3 Ryder v. Wombwell, L. R. 3 Exch. 93. See, also, Peters v. Fleming, 6 M. & W. 42; Wharton v. Mackenzie, 5 Q. B. 606; Davis v. Caldwell, 12 Cush. (Mass.) 512, per Shaw, C. J.; Johnson v. Lines, 6 Watts & S. (Pa.) 80, 40 Am. Dec. 542; Mohney v. Evans, 51 Pa. 80. See "Infants," Dec. Dig. (Key-No.) § 102; Cent. Dig. § 121.

4 Gay v. Ballou, 4 Wend. (N. Y.) 403, 21 Am. Dec. 158; Trainer v. Trumbull, 141 Mass. 530, 6 N. E. 761; Gregory v. Lee, 64 Conn. 407, 30 Atl. 53, 25 L. R. A. 618. See Keener, Quasi Contracts, 20. See "Infants," Dec. Dig. (Key-No.) § 50; Cent. Dig. §§ 114, 125.

5 Earle v. Reed, 10 Metc. (Mass.) 387; Davis v. Gay, 141 Mass. 531, 6 N. E. 549; Beeler v. Young, 1 Bibb (Ky.) 519; Parsons v. Keys, 43 Tex. 557; Hyer v. Hyatt, 3 Cranch, C. C. 276, Fed. Cas. No. 6,977; Dubose v. Wheddon, 4 McCord (S. C.) 221; Locke v. Smith, 41 N. H. 346; International Text-Book Co. v. McKone, 133 Wis. 200, 113 N. W. 438. See "Infants," Dec. Dig. (Key-No.) § 50; Cent. Dig. §§ 114, 125.

6 Swasey v. Vanderheyden's Adm'r, 10 Johns. (N. Y.) 33; Feuton v. White, 4 N. J. Law, I11; McMinn v. Richmonds, 6 Yerg. (Tenn.) 9; Bouchell v. Clary, 3 Brev. (S. C.) 194; McCrillis v. How, 3 N. H. 348; Henderson v. Fox, 5 Ind. 489; Morton v. Steward, 5 I11. App. 533. See "Infants," Dec. Dig. (Key-No.) §§ 50, 52; Cent. Dig. §§ 114, 125, 128.

7 Earle v. Reed, 10 Metc. (Mass.) 387; Bradley v. Pratt, 23 Vt 378; Dubose v. Wheddon, 4 McCord (S. C.) 221; Conn v. Coburn, 7 N. H. 368, 26 Am. Dec. 746; Aaron v. Harley, 6 Rich. Law (S. C.) 26; Askey v. Williams, 74 Tex. 294, 11 S. W. 1101, 5 L. R. A. 176; Gutbrie v. Morris, 22 Ark. 411; Trairer v. Trumbull, 141 Mass. 530, 6 N. E. 761. See "Infants," Dec. Dig. (Key-No.) § 50; Cent. Dig. §§ 114, 125.

Same - Ratification And Avoidance

98. Where the contract of an infant is voidable, he may ratify it, and thereby render it binding; or he may disaffirm it, and thereby render it void.

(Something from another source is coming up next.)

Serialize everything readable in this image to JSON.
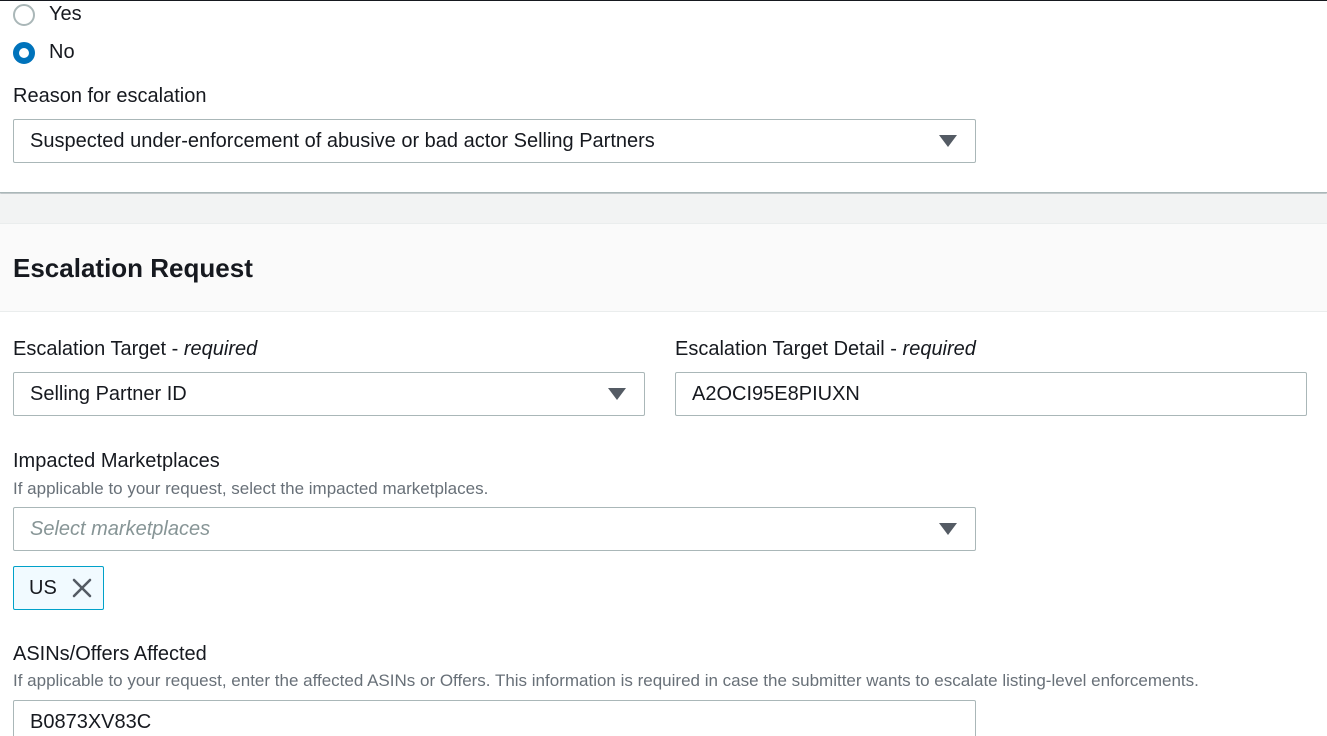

Where the contract of an infant is voidable only, he may ratify it on attaining his majority, and thereby assume the rights and liabilities arising from it; or he may, before ratification, but not afterwards, disaffirm or repudiate it, and thereby escape any liability under it. The reader will remember that such a ratification is an illustration of the class of cases in which a past consideration will support a subsequent promise.8 Some contracts are valid unless they are rescinded. Other contracts are invalid unless they are ratified.